Creating a healthy reverse chain for EVBs
In conclusion, it is apparent that reverse logistics is highly influenced by governmental regulations, legislations and incentives. As the market matures, regulations and legislations will likely be strengthened. With stricter requirements, the industry would have to develop more efficient collection systems and more advanced recycling technologies.
Until volumes increase, collaboration and sharing best practice throughout the reverse chain is essential. Many 3PLs and recyclers today are part of research and focus groups where possible solutions to current challenges are discussed. It is important that such groups include both battery and automotive OEMs as they have the power to adapt the batteries in order to facilitate and standardise EOL activities. Without standardisation it is hard to set up lean collection systems. Instead, the industry has to act agile and adjust their processes to each individual battery. Operating an agile supply chain requires know-how that is not easily obtained. An example of such know-how would be that firms need to stay informed about different transport legislations.
Once volumes increase, firms will have to transport more batteries between different countries with diverse legislations. As a result, firms are forced to devote valuable personnel to study these legislations to ensure compliance. Centralised recycling hubs would limit the number of borders that need to be crossed, thus lowering administrative costs. Additionally, investments have to be made into transportation boxes as EVBs have to be transported in a safe manner.

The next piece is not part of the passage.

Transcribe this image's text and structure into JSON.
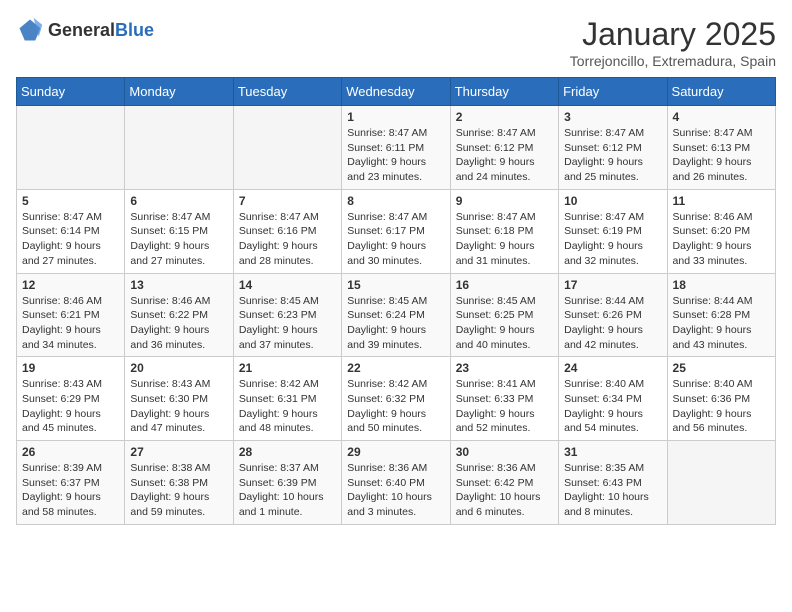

Therefore, such boxes will constitute one of the core investments for firms who want to transport and/or store EVBs. This is highly relevant for critical batteries, but also for non-critical batteries as their state can change during transportation and storage.
About the authors
Alexander Ziemba and Fabian Prevolnik both earned their Master’s degree with a major in business administration in 2019. They studied International Logistics & Supply Chain Management at Jönköping International Business School, Sweden. Together they authored the master thesis: The Reverse Logistics of Electric Vehicle Batteries, on which this article is based.
Project Management at Giesecke+Devrient
Alexander works in project management in the purchasing department for Giesecke+Devrient, a leading company providing security technology both for the physical and digital scope of money transactions.
Logistics planner at Metso
Fabian works at Metso, an industrial company which is providing technical solutions and services for several industries. He works in project execution and is a part of the logistics department for process equipment used in the mining industry.